As she laughed and played with her children, Debbie felt like an impostor. She would give anything to be able to say with conviction, like many wives and mothers she knew, that moments like this made it all worth it. That the sound of her children’s laughter could soothe any ache. That her husband’s appreciation was all the validation she would ever need. That she would not change her life for anything.

Were they all liars, those Supermoms and wives? Had they mastered the art of pretence to the point where they believed their own lies?

Or was it her? Was there something wrong with her?

Friday, July 6, 2012


Image from here

They liked to call themselves bad guys; but she knew Toju. He wasn’t one of those bad ones. He only talked tough and acted like them so he could fit in. With her, he was gentle and sweet and sensitive, just the way she liked her men. He had only joined those cult people for protection; he didn’t want anyone to ride on him. And he wasn’t even that active in Triple X sef. He just coasted along; present enough in their midst to be seen, absent enough to be forgotten. That was what he said. She didn’t bother to ask how come, then, he had become the Capo’s right hand man.

If it hadn’t rained that day several weeks ago, they might never have met. She had been walking home from Ofirima Hall—the queues at the bus stop were too long—when a car had sped past, bathing her with water from a puddle that had formed beside the road. As she recovered from the shock and got ready to scream, ‘God punish you!’ at the car, she’d noticed it reverse, making its way back to where she stood. He had stumbled out of the car, stuttering apologies and trying to wipe her down with his handkerchief. She’d let him drive her to the hostel.

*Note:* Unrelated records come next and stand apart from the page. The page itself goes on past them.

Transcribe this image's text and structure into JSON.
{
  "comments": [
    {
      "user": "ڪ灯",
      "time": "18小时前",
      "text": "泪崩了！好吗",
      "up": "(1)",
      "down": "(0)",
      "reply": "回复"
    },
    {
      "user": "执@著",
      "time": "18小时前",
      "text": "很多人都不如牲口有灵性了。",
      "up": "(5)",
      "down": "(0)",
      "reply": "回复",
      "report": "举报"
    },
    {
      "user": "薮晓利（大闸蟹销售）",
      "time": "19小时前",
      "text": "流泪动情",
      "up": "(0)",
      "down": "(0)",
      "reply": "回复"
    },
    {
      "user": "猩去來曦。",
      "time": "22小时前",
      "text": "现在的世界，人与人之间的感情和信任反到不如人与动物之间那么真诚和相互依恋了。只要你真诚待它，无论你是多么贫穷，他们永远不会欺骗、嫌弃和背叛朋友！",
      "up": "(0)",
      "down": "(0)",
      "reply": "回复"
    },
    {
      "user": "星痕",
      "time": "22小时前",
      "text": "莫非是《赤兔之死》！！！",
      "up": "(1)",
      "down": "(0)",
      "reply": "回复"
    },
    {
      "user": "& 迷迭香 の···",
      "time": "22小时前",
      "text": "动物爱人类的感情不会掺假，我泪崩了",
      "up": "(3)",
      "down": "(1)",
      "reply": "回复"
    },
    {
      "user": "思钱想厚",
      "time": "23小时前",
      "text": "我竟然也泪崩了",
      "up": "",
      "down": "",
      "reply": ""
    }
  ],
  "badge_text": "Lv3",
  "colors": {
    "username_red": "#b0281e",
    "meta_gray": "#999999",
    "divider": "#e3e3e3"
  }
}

It had rained again, a few minutes ago. Not the kind of rain that made the weather cold; the kind that seemed to cause heat to rise from the ground. She lay on her bunk, fanning herself with the handout she was supposed to be reading. She wiped her forehead with the back of her palm. There was no electricity on campus, and the generators would only come on at night. She picked up her phone to call Toju for the fifth time that afternoon, wondering if he was still in class. She wanted to go to his room off campus, at GRA. He had air conditioning there, and his own generator just in case. Her phone beeped. There was a text message from her friend, Tumini.

I herd cult boyz attackd one guy. Dey hav taken d guy to teachin hospitl. Dey sed its TriplX dat did it. How far? Was Toju ther?

She tossed her phone on the bed beside her and stretched. Tumini just liked to spread gist, verified or otherwise. And even if it was true, she wasn’t bothered. There was no way Toju was involved. He was not one of the bad ones.